SOURCE DATA Block Start

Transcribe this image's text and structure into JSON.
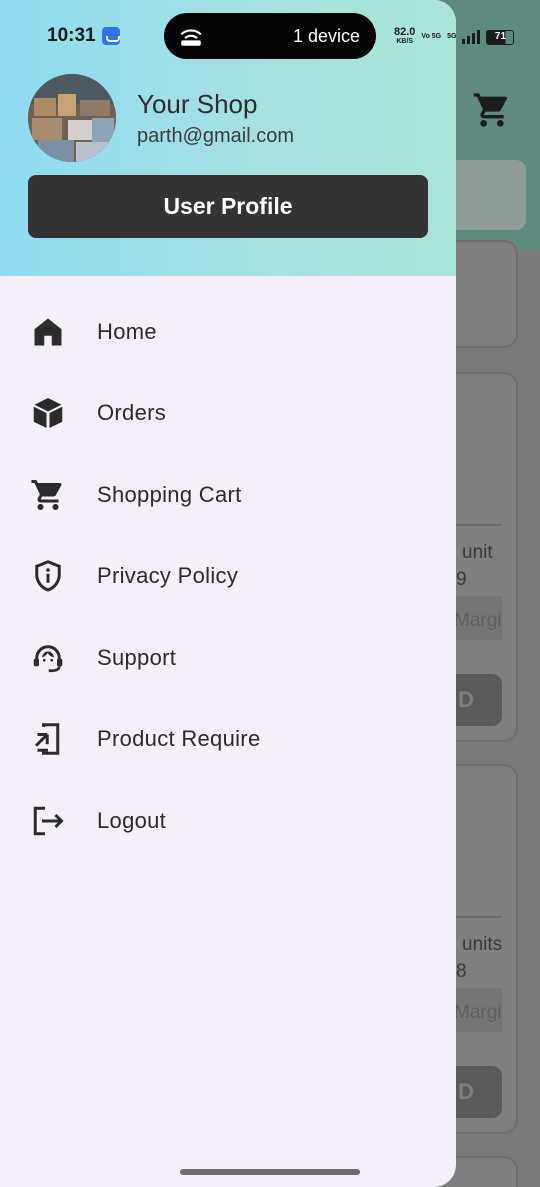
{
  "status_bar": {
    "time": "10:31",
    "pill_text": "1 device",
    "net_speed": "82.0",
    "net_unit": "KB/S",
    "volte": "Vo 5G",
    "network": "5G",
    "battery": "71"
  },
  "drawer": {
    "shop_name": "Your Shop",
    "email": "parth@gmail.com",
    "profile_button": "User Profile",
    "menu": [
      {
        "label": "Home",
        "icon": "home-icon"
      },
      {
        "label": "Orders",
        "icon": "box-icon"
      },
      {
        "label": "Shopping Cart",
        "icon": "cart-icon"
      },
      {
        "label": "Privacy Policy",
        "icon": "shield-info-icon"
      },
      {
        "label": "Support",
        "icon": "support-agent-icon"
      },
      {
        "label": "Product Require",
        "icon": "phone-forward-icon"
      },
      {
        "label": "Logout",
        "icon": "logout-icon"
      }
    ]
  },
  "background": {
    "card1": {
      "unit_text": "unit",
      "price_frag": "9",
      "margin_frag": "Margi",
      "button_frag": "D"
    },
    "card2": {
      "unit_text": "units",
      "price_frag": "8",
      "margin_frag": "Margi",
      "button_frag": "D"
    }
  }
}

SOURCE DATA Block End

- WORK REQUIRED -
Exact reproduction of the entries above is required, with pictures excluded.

- RESULT -
Transcribe this image's text and structure into JSON.
{
  "status_bar": {
    "time": "10:31",
    "pill_text": "1 device",
    "net_speed": "82.0",
    "net_unit": "KB/S",
    "volte": "Vo 5G",
    "network": "5G",
    "battery": "71"
  },
  "drawer": {
    "shop_name": "Your Shop",
    "email": "parth@gmail.com",
    "profile_button": "User Profile",
    "menu": [
      {
        "label": "Home",
        "icon": "home-icon"
      },
      {
        "label": "Orders",
        "icon": "box-icon"
      },
      {
        "label": "Shopping Cart",
        "icon": "cart-icon"
      },
      {
        "label": "Privacy Policy",
        "icon": "shield-info-icon"
      },
      {
        "label": "Support",
        "icon": "support-agent-icon"
      },
      {
        "label": "Product Require",
        "icon": "phone-forward-icon"
      },
      {
        "label": "Logout",
        "icon": "logout-icon"
      }
    ]
  },
  "background": {
    "card1": {
      "unit_text": "unit",
      "price_frag": "9",
      "margin_frag": "Margi",
      "button_frag": "D"
    },
    "card2": {
      "unit_text": "units",
      "price_frag": "8",
      "margin_frag": "Margi",
      "button_frag": "D"
    }
  }
}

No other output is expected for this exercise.